All breakups are difficult, but ending a marriage with someone who has a personality disorder or mental illness can put your divorce at the extreme end of the spectrum. And it's crazy-making.

Years ago, shortly after my divorce became finalized, I saw the movie A Beautiful Mind. It's a riveting film, based on the true life story of mathematical genius John Nash, from his early adulthood through receiving the Nobel Prize in old age.

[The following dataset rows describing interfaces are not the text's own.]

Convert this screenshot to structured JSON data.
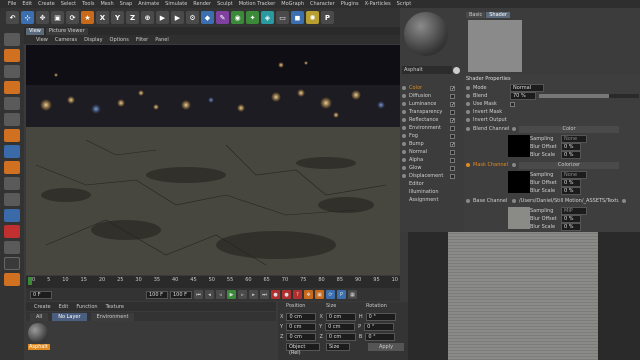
{
  "menubar": [
    "File",
    "Edit",
    "Create",
    "Select",
    "Tools",
    "Mesh",
    "Snap",
    "Animate",
    "Simulate",
    "Render",
    "Sculpt",
    "Motion Tracker",
    "MoGraph",
    "Character",
    "Plugins",
    "X-Particles",
    "Script"
  ],
  "toolbar": {
    "x": "X",
    "y": "Y",
    "z": "Z",
    "p": "P"
  },
  "viewport": {
    "tabs": [
      "View",
      "Picture Viewer"
    ],
    "menu": [
      "View",
      "Cameras",
      "Display",
      "Options",
      "Filter",
      "Panel"
    ]
  },
  "timeline": {
    "ticks": [
      "0",
      "5",
      "10",
      "15",
      "20",
      "25",
      "30",
      "35",
      "40",
      "45",
      "50",
      "55",
      "60",
      "65",
      "70",
      "75",
      "80",
      "85",
      "90",
      "95",
      "10"
    ],
    "frame_label": "0 F",
    "current": "0 F",
    "end": "100 F",
    "end2": "100 F"
  },
  "material_manager": {
    "menu": [
      "Create",
      "Edit",
      "Function",
      "Texture"
    ],
    "filters": [
      "All",
      "No Layer",
      "Environment"
    ],
    "material_name": "Asphalt"
  },
  "coords": {
    "headers": [
      "Position",
      "Size",
      "Rotation"
    ],
    "rows": [
      {
        "axis": "X",
        "pos": "0 cm",
        "size_axis": "X",
        "size": "0 cm",
        "rot_axis": "H",
        "rot": "0 °"
      },
      {
        "axis": "Y",
        "pos": "0 cm",
        "size_axis": "Y",
        "size": "0 cm",
        "rot_axis": "P",
        "rot": "0 °"
      },
      {
        "axis": "Z",
        "pos": "0 cm",
        "size_axis": "Z",
        "size": "0 cm",
        "rot_axis": "B",
        "rot": "0 °"
      }
    ],
    "mode": "Object (Rel)",
    "size_mode": "Size",
    "apply": "Apply"
  },
  "attributes": {
    "material_name": "Asphalt",
    "tabs": [
      "Basic",
      "Shader"
    ],
    "channels": [
      {
        "label": "Color",
        "checked": true,
        "highlight": true
      },
      {
        "label": "Diffusion",
        "checked": false
      },
      {
        "label": "Luminance",
        "checked": true
      },
      {
        "label": "Transparency",
        "checked": false
      },
      {
        "label": "Reflectance",
        "checked": true
      },
      {
        "label": "Environment",
        "checked": false
      },
      {
        "label": "Fog",
        "checked": false
      },
      {
        "label": "Bump",
        "checked": true
      },
      {
        "label": "Normal",
        "checked": false
      },
      {
        "label": "Alpha",
        "checked": false
      },
      {
        "label": "Glow",
        "checked": false
      },
      {
        "label": "Displacement",
        "checked": false
      },
      {
        "label": "Editor",
        "checked": null
      },
      {
        "label": "Illumination",
        "checked": null
      },
      {
        "label": "Assignment",
        "checked": null
      }
    ],
    "shader_props_title": "Shader Properties",
    "mode_label": "Mode",
    "mode_value": "Normal",
    "blend_label": "Blend",
    "blend_value": "70 %",
    "blend_fraction": 0.7,
    "use_mask": "Use Mask",
    "invert_mask": "Invert Mask",
    "invert_output": "Invert Output",
    "blend_channel": "Blend Channel",
    "blend_channel_type": "Color",
    "sampling": "Sampling",
    "sampling_value": "None",
    "sampling_value_mip": "MIP",
    "blur_offset": "Blur Offset",
    "blur_scale": "Blur Scale",
    "zero_pct": "0 %",
    "mask_channel": "Mask Channel",
    "mask_channel_type": "Colorizer",
    "base_channel": "Base Channel",
    "base_path": "/Users/Daniel/Still Motion/_ASSETS/Textures/Asph"
  },
  "colors": {
    "accent": "#e08a20",
    "bg": "#3c3c3c",
    "selection": "#4a5e80"
  }
}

Nash's brilliance was math, not social skills (especially with women). Even so, quirky young Nash and one of his students fall in love, get married, and settle into a very happy, promising life together. Until his schizophrenia takes over. 
 
Life then becomes nightmarish, with Nash nearly killing his wife, who he loves, and their infant. However, his wife Alicia stands by him hence the movie's tagline:"The only thing greater than the power of the mind is the courage of the heart."
 
I left the movie exhausted. The vivid portrayal of innocently falling in love, starting a marriage with dreams of a wonderful future together... and then getting railroaded by life with mental illness hit home. And, I was angry at the movie's message that true love can overcome anything. Not in my world, despite all I had tried.
 
Nor in the world of many people I've coached.
 
I've watched empathetic men and women guiltily struggle to leave an abusive situation, and/or an impaired partner -- be the cause drugs, alcohol, sex addiction or mental illness. It's a difficult struggle because they still care about their spouse and value their marriage commitment. Unfortunately it's often one sided and, as one male client observed, "the one who cares the most is the one who hurts the most."
 
I've seen these men and women painstakingly search for answers about successfully coparenting with a narcissist, or a passive aggressive partner, or someone diagnosed as bipolar or borderline. I've seen many come back time and again to Second Saturday, because they are seeking just, reasonable ways to deal with an unreasonable situation. In most cases, the issue is the same, even though the diagnosis may be different. They are dealing with a partner whose reality is so skewed that compromise, honesty, fairness and follow through are not possible.
 
Stonewalling and/or aggressive litigation are two of the challenges these spouses often face. It's widely said that people often hire an attorney much like themselves, and that means a vengeful spouse often hires an attorney known for prolonged, hostile tactics. Such an attorney fuels the client's illness, and when the client has the money to play nasty it can destroy families.
 
While the courts still haven't caught up enough to protect families, today therapists, coaches, survivors and others are creating tools to help people dealing with a "high conflict" breakup develop perspective, deflect the conflict, set healthy boundaries, and also teach kids how to deal with an impaired parent. And, these tools help families in transition maintain sanity... and know they are okay.. and not alone.